#### Your assignment
Skip the pictures and return every entry exactly as written.

App and web page records:
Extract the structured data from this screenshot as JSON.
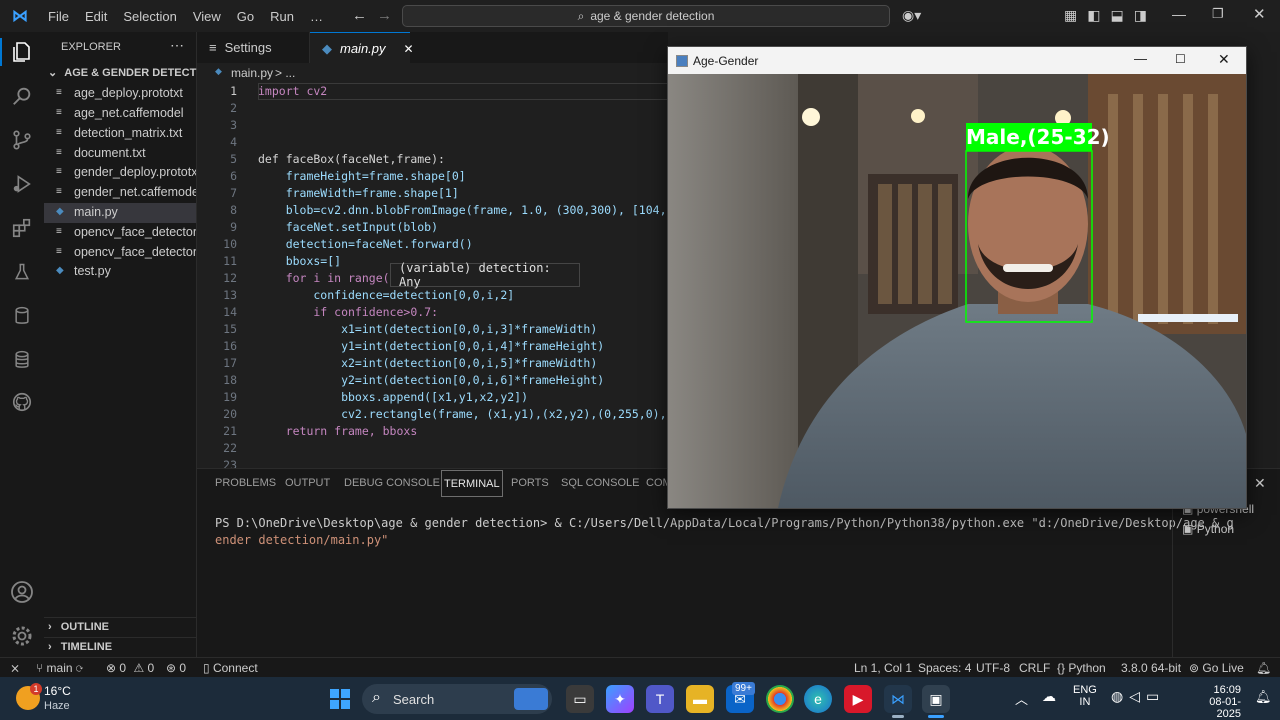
{
  "menubar": {
    "items": [
      "File",
      "Edit",
      "Selection",
      "View",
      "Go",
      "Run",
      "…"
    ],
    "search": "age & gender detection"
  },
  "explorer": {
    "title": "EXPLORER",
    "folder": "AGE & GENDER DETECTION",
    "files": [
      "age_deploy.prototxt",
      "age_net.caffemodel",
      "detection_matrix.txt",
      "document.txt",
      "gender_deploy.prototxt",
      "gender_net.caffemodel",
      "main.py",
      "opencv_face_detector...",
      "opencv_face_detector...",
      "test.py"
    ],
    "outline": "OUTLINE",
    "timeline": "TIMELINE"
  },
  "tabs": [
    "Settings",
    "main.py"
  ],
  "breadcrumb": {
    "file": "main.py",
    "rest": "> ..."
  },
  "code": {
    "line_numbers": [
      "1",
      "2",
      "3",
      "4",
      "5",
      "6",
      "7",
      "8",
      "9",
      "10",
      "11",
      "12",
      "13",
      "14",
      "15",
      "16",
      "17",
      "18",
      "19",
      "20",
      "21",
      "22",
      "23"
    ],
    "lines": [
      "import cv2",
      "",
      "",
      "",
      "def faceBox(faceNet,frame):",
      "    frameHeight=frame.shape[0]",
      "    frameWidth=frame.shape[1]",
      "    blob=cv2.dnn.blobFromImage(frame, 1.0, (300,300), [104,",
      "    faceNet.setInput(blob)",
      "    detection=faceNet.forward()",
      "    bboxs=[]",
      "    for i in range(",
      "        confidence=detection[0,0,i,2]",
      "        if confidence>0.7:",
      "            x1=int(detection[0,0,i,3]*frameWidth)",
      "            y1=int(detection[0,0,i,4]*frameHeight)",
      "            x2=int(detection[0,0,i,5]*frameWidth)",
      "            y2=int(detection[0,0,i,6]*frameHeight)",
      "            bboxs.append([x1,y1,x2,y2])",
      "            cv2.rectangle(frame, (x1,y1),(x2,y2),(0,255,0),",
      "    return frame, bboxs",
      "",
      ""
    ],
    "tooltip": "(variable) detection: Any"
  },
  "panel": {
    "tabs": [
      "PROBLEMS",
      "OUTPUT",
      "DEBUG CONSOLE",
      "TERMINAL",
      "PORTS",
      "SQL CONSOLE",
      "COM"
    ],
    "active_tab": "TERMINAL",
    "terminal_line1": "PS D:\\OneDrive\\Desktop\\age & gender detection> & C:/Users/Dell/AppData/Local/Programs/Python/Python38/python.exe \"d:/OneDrive/Desktop/age & g",
    "terminal_line2": "ender detection/main.py\"",
    "shells": [
      "powershell",
      "Python"
    ]
  },
  "statusbar": {
    "branch": "main",
    "errors": "0",
    "warnings": "0",
    "ports": "0",
    "connect": "Connect",
    "position": "Ln 1, Col 1",
    "spaces": "Spaces: 4",
    "encoding": "UTF-8",
    "eol": "CRLF",
    "language": "Python",
    "interpreter": "3.8.0 64-bit",
    "golive": "Go Live"
  },
  "agewindow": {
    "title": "Age-Gender",
    "label": "Male,(25-32)"
  },
  "taskbar": {
    "temp": "16°C",
    "weather": "Haze",
    "weather_badge": "1",
    "search": "Search",
    "mail_badge": "99+",
    "lang": "ENG",
    "region": "IN",
    "time": "16:09",
    "date": "08-01-2025"
  },
  "colors": {
    "accent": "#0078d4",
    "label_bg": "#00ff00",
    "editor_bg": "#1f1f1f"
  }
}
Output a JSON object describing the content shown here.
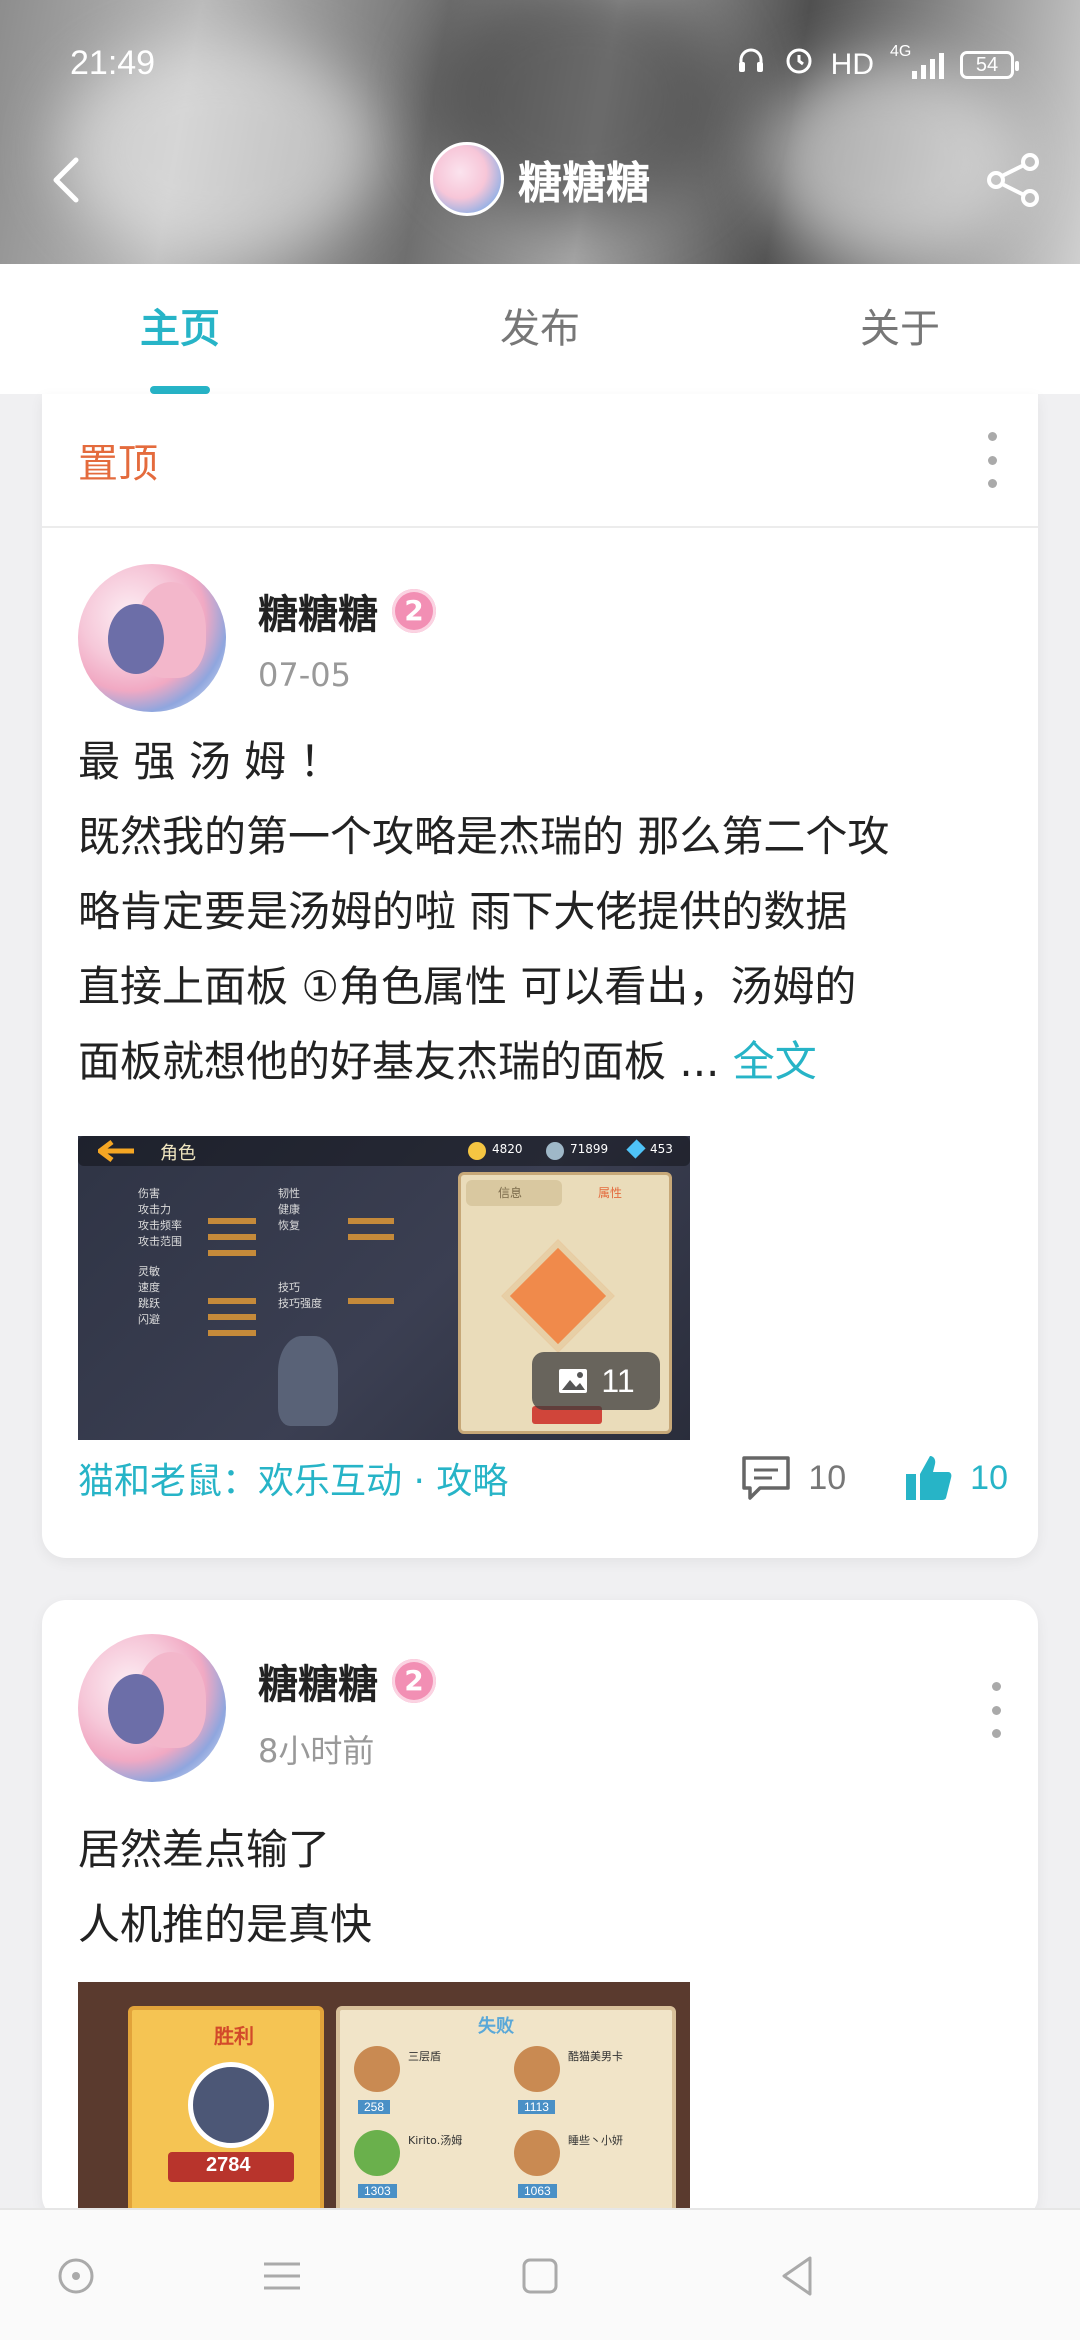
{
  "status_bar": {
    "time": "21:49",
    "network": "HD",
    "network_type": "4G",
    "battery": "54"
  },
  "header": {
    "title": "糖糖糖"
  },
  "tabs": [
    {
      "label": "主页",
      "active": true
    },
    {
      "label": "发布",
      "active": false
    },
    {
      "label": "关于",
      "active": false
    }
  ],
  "posts": [
    {
      "pinned_label": "置顶",
      "author": "糖糖糖",
      "level": "2",
      "date": "07-05",
      "text_lines": [
        "最 强 汤 姆 ！",
        "既然我的第一个攻略是杰瑞的 那么第二个攻",
        "略肯定要是汤姆的啦 雨下大佬提供的数据",
        "直接上面板 ①角色属性 可以看出，汤姆的",
        "面板就想他的好基友杰瑞的面板 ..."
      ],
      "full_text_label": "全文",
      "image_count": "11",
      "topic": "猫和老鼠：欢乐互动 · 攻略",
      "comments": "10",
      "likes": "10"
    },
    {
      "author": "糖糖糖",
      "level": "2",
      "date": "8小时前",
      "text_lines": [
        "居然差点输了",
        "人机推的是真快"
      ]
    }
  ],
  "thumbnail_text": {
    "game_topbar_title": "角色",
    "gold": "4820",
    "silver": "71899",
    "gem": "453",
    "tab_info": "信息",
    "tab_attr": "属性",
    "stat_labels": [
      "伤害",
      "攻击力",
      "攻击频率",
      "攻击范围",
      "韧性",
      "健康",
      "恢复",
      "灵敏",
      "速度",
      "跳跃",
      "闪避",
      "技巧",
      "技巧强度"
    ],
    "stat_values": [
      "6",
      "7",
      "7",
      "9",
      "7",
      "7",
      "7",
      "7",
      "6"
    ],
    "second_victory": "胜利",
    "second_defeat": "失败",
    "second_score": "2784",
    "second_names": [
      "三层盾",
      "酷猫美男卡",
      "Kirito.汤姆",
      "睡些丶小妍"
    ],
    "second_numbers": [
      "258",
      "1113",
      "1303",
      "1063"
    ]
  },
  "colors": {
    "accent": "#27b4c7",
    "pinned": "#e46b3d",
    "level_badge": "#f28fb4"
  },
  "nav_icons": [
    "circle-icon",
    "menu-icon",
    "square-icon",
    "back-triangle-icon"
  ]
}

#### Answer to this problem
Extract the structured data from this screenshot as JSON.
{
  "menubar": {
    "items": [
      "File",
      "Edit",
      "Selection",
      "View",
      "Go",
      "Run",
      "…"
    ],
    "search": "age & gender detection"
  },
  "explorer": {
    "title": "EXPLORER",
    "folder": "AGE & GENDER DETECTION",
    "files": [
      "age_deploy.prototxt",
      "age_net.caffemodel",
      "detection_matrix.txt",
      "document.txt",
      "gender_deploy.prototxt",
      "gender_net.caffemodel",
      "main.py",
      "opencv_face_detector...",
      "opencv_face_detector...",
      "test.py"
    ],
    "outline": "OUTLINE",
    "timeline": "TIMELINE"
  },
  "tabs": [
    "Settings",
    "main.py"
  ],
  "breadcrumb": {
    "file": "main.py",
    "rest": "> ..."
  },
  "code": {
    "line_numbers": [
      "1",
      "2",
      "3",
      "4",
      "5",
      "6",
      "7",
      "8",
      "9",
      "10",
      "11",
      "12",
      "13",
      "14",
      "15",
      "16",
      "17",
      "18",
      "19",
      "20",
      "21",
      "22",
      "23"
    ],
    "lines": [
      "import cv2",
      "",
      "",
      "",
      "def faceBox(faceNet,frame):",
      "    frameHeight=frame.shape[0]",
      "    frameWidth=frame.shape[1]",
      "    blob=cv2.dnn.blobFromImage(frame, 1.0, (300,300), [104,",
      "    faceNet.setInput(blob)",
      "    detection=faceNet.forward()",
      "    bboxs=[]",
      "    for i in range(",
      "        confidence=detection[0,0,i,2]",
      "        if confidence>0.7:",
      "            x1=int(detection[0,0,i,3]*frameWidth)",
      "            y1=int(detection[0,0,i,4]*frameHeight)",
      "            x2=int(detection[0,0,i,5]*frameWidth)",
      "            y2=int(detection[0,0,i,6]*frameHeight)",
      "            bboxs.append([x1,y1,x2,y2])",
      "            cv2.rectangle(frame, (x1,y1),(x2,y2),(0,255,0),",
      "    return frame, bboxs",
      "",
      ""
    ],
    "tooltip": "(variable) detection: Any"
  },
  "panel": {
    "tabs": [
      "PROBLEMS",
      "OUTPUT",
      "DEBUG CONSOLE",
      "TERMINAL",
      "PORTS",
      "SQL CONSOLE",
      "COM"
    ],
    "active_tab": "TERMINAL",
    "terminal_line1": "PS D:\\OneDrive\\Desktop\\age & gender detection> & C:/Users/Dell/AppData/Local/Programs/Python/Python38/python.exe \"d:/OneDrive/Desktop/age & g",
    "terminal_line2": "ender detection/main.py\"",
    "shells": [
      "powershell",
      "Python"
    ]
  },
  "statusbar": {
    "branch": "main",
    "errors": "0",
    "warnings": "0",
    "ports": "0",
    "connect": "Connect",
    "position": "Ln 1, Col 1",
    "spaces": "Spaces: 4",
    "encoding": "UTF-8",
    "eol": "CRLF",
    "language": "Python",
    "interpreter": "3.8.0 64-bit",
    "golive": "Go Live"
  },
  "agewindow": {
    "title": "Age-Gender",
    "label": "Male,(25-32)"
  },
  "taskbar": {
    "temp": "16°C",
    "weather": "Haze",
    "weather_badge": "1",
    "search": "Search",
    "mail_badge": "99+",
    "lang": "ENG",
    "region": "IN",
    "time": "16:09",
    "date": "08-01-2025"
  },
  "colors": {
    "accent": "#0078d4",
    "label_bg": "#00ff00",
    "editor_bg": "#1f1f1f"
  }
}
Output a JSON object describing the content shown here.
{
  "status_bar": {
    "time": "21:49",
    "network": "HD",
    "network_type": "4G",
    "battery": "54"
  },
  "header": {
    "title": "糖糖糖"
  },
  "tabs": [
    {
      "label": "主页",
      "active": true
    },
    {
      "label": "发布",
      "active": false
    },
    {
      "label": "关于",
      "active": false
    }
  ],
  "posts": [
    {
      "pinned_label": "置顶",
      "author": "糖糖糖",
      "level": "2",
      "date": "07-05",
      "text_lines": [
        "最 强 汤 姆 ！",
        "既然我的第一个攻略是杰瑞的 那么第二个攻",
        "略肯定要是汤姆的啦 雨下大佬提供的数据",
        "直接上面板 ①角色属性 可以看出，汤姆的",
        "面板就想他的好基友杰瑞的面板 ..."
      ],
      "full_text_label": "全文",
      "image_count": "11",
      "topic": "猫和老鼠：欢乐互动 · 攻略",
      "comments": "10",
      "likes": "10"
    },
    {
      "author": "糖糖糖",
      "level": "2",
      "date": "8小时前",
      "text_lines": [
        "居然差点输了",
        "人机推的是真快"
      ]
    }
  ],
  "thumbnail_text": {
    "game_topbar_title": "角色",
    "gold": "4820",
    "silver": "71899",
    "gem": "453",
    "tab_info": "信息",
    "tab_attr": "属性",
    "stat_labels": [
      "伤害",
      "攻击力",
      "攻击频率",
      "攻击范围",
      "韧性",
      "健康",
      "恢复",
      "灵敏",
      "速度",
      "跳跃",
      "闪避",
      "技巧",
      "技巧强度"
    ],
    "stat_values": [
      "6",
      "7",
      "7",
      "9",
      "7",
      "7",
      "7",
      "7",
      "6"
    ],
    "second_victory": "胜利",
    "second_defeat": "失败",
    "second_score": "2784",
    "second_names": [
      "三层盾",
      "酷猫美男卡",
      "Kirito.汤姆",
      "睡些丶小妍"
    ],
    "second_numbers": [
      "258",
      "1113",
      "1303",
      "1063"
    ]
  },
  "colors": {
    "accent": "#27b4c7",
    "pinned": "#e46b3d",
    "level_badge": "#f28fb4"
  },
  "nav_icons": [
    "circle-icon",
    "menu-icon",
    "square-icon",
    "back-triangle-icon"
  ]
}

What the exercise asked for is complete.